Who Does the Regulating?
One of the greatest strengths of Gillian’s book is that she provides a conceptual framework for addressing a particularly challenging question: who should be responsible for drafting the relevant “right regulations”? This is not an easy question to answer, and it is one that I have expressly bracketed in my own writing.
One possible answer is that we should leave these issues to the courts, which historically have regulated legal services. Another possible answer is to have legislatures more actively involved, with appropriate delegation to administrative agencies. Both of these answers have benefits and costs, but neither offers an ideal solution.
Gillian’s innovative answer, drawing on the U.K. for inspiration, is to have private market-based approaches to regulation and to use government as a so-called “super-regulator” (regulating the regulators). She describes it this way:
Instead of civil servants or the managers of a regulated company designating the details of how to achieve politically set goals…, private for-profit and nonprofit companies could offer this as a service in the market, for a fee. In order to participate in this market, these companies would have to be approved as private regulators by the government. Approval would be based on meeting the policy objectives established by the government for regulation—developing a system that ensures that regulated businesses meet targets [of various kinds related to the industry]. (p. 266)
I came away from the book with a much greater appreciation for the ways in which we might go about creating a more flexible legal infrastructure in the future.
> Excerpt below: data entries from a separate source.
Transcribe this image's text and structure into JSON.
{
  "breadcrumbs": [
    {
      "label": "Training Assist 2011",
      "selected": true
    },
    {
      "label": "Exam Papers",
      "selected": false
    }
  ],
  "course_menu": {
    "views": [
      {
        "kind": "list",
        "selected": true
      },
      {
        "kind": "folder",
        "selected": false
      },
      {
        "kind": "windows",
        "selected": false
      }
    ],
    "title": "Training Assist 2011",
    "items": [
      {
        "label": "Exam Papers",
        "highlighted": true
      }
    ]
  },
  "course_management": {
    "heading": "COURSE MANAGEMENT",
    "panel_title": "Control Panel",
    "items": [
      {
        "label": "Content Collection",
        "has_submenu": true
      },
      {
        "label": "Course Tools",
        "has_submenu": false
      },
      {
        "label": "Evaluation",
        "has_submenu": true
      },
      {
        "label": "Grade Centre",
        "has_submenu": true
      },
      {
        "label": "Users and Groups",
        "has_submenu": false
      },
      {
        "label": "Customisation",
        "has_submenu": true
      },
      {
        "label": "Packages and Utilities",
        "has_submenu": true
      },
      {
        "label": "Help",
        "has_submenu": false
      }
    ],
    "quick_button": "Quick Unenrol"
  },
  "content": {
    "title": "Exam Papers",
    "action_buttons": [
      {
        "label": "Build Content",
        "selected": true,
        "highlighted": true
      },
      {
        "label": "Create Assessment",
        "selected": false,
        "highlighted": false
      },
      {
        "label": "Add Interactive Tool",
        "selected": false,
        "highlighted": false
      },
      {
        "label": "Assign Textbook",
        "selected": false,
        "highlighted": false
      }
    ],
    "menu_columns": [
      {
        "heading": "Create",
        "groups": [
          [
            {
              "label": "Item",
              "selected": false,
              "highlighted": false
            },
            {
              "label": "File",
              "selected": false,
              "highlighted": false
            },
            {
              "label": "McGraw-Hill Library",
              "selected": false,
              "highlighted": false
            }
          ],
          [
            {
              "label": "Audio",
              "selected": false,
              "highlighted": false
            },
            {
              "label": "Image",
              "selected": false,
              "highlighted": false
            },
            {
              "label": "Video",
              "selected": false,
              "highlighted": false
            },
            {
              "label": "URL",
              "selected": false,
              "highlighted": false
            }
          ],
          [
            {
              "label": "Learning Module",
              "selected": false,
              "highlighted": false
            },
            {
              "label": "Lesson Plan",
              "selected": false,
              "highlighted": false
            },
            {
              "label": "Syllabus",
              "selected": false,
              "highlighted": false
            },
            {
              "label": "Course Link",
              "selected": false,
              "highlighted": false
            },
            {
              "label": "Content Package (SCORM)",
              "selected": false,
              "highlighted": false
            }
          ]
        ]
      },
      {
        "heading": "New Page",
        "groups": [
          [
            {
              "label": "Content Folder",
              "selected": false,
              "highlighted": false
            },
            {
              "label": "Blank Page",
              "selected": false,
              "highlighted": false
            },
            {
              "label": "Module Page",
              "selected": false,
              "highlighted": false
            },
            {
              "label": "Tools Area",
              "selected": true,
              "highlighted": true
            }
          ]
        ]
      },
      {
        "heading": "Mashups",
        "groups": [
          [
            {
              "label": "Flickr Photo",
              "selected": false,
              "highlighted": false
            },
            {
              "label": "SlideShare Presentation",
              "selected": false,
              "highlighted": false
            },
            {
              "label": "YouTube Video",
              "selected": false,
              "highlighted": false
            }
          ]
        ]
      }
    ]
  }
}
Although the approach won’t work in every setting (as Gillian concedes), I think there are some interesting implications not just for the law of legal services, but for many other regulatory structures in a rapidly changing world.